- X Revolutionary Times: …We expect to see more political turmoil in Europe and the Middle East in 2012. This coupled with major elections and power-transfers in the US and China make for a very uncertain 2012 politically speaking. In our view, this will make for very jittery markets throughout the year. No doubt, 2012 was full of political upheaval and this was reflected in the markets with many sectors seeing large swings over the course of the year.
- ? Oil Slicks: The events in the middle-east will of course have an impact on energy prices. We expect political tensions to keep oil prices artificially inflated in 2012, but longer-term we think $100 oil is unsustainable as alternative energy sources approach cost-parity with conventional sources… Oil had a tough time rising despite extreme uncertainty in the Middle-East, it is still around $100. We give ourselves a draw on this one.
- ? Smart Homes: The past decade has seen the widespread adoption of computing and telecommunications technology touch virtually every aspect of human activity.
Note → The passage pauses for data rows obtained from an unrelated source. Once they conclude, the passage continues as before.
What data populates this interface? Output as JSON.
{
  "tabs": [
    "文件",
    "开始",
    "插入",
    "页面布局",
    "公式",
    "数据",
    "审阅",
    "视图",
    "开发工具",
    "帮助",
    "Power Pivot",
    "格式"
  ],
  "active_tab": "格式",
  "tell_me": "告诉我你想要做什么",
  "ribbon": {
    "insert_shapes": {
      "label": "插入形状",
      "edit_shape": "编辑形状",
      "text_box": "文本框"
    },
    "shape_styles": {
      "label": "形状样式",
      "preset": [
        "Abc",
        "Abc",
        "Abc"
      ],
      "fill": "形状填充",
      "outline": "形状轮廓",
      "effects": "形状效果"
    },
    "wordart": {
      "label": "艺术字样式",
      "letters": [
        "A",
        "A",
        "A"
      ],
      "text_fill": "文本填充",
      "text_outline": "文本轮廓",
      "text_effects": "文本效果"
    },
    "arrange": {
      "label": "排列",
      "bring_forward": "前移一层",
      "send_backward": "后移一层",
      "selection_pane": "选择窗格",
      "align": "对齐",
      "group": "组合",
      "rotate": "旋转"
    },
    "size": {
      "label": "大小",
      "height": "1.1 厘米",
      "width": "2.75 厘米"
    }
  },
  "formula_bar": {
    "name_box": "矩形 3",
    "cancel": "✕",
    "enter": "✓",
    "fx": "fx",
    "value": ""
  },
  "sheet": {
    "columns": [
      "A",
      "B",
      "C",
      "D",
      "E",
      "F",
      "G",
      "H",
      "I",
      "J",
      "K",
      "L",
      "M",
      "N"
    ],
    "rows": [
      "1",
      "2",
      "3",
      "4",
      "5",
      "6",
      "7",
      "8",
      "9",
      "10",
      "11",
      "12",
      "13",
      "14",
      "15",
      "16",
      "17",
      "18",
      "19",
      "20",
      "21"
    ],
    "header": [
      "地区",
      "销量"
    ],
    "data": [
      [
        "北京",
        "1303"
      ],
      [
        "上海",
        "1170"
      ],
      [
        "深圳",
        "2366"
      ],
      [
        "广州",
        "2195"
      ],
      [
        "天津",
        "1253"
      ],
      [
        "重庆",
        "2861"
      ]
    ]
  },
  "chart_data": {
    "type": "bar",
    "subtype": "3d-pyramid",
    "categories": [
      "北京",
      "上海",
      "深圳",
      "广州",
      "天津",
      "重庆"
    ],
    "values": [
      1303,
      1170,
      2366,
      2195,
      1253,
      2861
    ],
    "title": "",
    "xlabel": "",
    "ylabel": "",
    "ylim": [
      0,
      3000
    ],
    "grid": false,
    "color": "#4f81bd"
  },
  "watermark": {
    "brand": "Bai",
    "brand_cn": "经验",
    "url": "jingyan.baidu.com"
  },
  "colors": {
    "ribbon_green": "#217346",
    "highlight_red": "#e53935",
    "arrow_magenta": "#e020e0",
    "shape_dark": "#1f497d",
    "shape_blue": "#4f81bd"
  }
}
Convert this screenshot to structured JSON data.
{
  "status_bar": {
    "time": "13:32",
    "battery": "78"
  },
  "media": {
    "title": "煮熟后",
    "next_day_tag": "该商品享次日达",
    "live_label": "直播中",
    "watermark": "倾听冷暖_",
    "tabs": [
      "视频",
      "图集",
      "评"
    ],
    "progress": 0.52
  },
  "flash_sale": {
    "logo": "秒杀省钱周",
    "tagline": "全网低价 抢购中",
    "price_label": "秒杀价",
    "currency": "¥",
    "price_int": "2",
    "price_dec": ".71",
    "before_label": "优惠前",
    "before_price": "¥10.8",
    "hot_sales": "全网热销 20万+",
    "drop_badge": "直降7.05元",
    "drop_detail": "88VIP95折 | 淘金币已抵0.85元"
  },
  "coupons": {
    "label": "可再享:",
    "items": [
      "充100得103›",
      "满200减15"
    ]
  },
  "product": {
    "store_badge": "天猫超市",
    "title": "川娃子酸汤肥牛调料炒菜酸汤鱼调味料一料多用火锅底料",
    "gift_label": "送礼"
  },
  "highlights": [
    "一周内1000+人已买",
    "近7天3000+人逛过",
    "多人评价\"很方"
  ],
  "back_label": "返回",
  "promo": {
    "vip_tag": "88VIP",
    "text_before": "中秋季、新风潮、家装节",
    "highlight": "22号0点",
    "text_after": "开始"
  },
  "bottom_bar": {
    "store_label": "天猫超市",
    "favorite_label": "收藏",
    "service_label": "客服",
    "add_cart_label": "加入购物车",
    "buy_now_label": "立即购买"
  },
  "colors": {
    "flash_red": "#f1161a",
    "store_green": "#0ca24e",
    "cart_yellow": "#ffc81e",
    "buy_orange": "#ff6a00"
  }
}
We expect the markets to be enamored with a couple of very high-profile IPOs expected in 2012/2013 (Facebook and Twitter). We believe some of the higher profile IPOs of 2011 will perform poorly (GroupOn for instance)… We were largely right here, with some of the more questionable business models (like GroupOn) falling out of favor with investors. The most significant Internet IPO of the past five years (Facebook), was overpriced at issue and dropped significantly in the first few months.
- ? Housing: Still a buyer’s market: We expect the overall US housing market to remain stagnant in 2012 with pockets of strength, particularly in major urban areas (NYC, DC, San Francisco) and some suburban and rural areas that did not overbuild in the run-up to the credit crisis… We were largely right here, the US housing market continues to languish at low levels of activity with prices not far from the lows in most markets.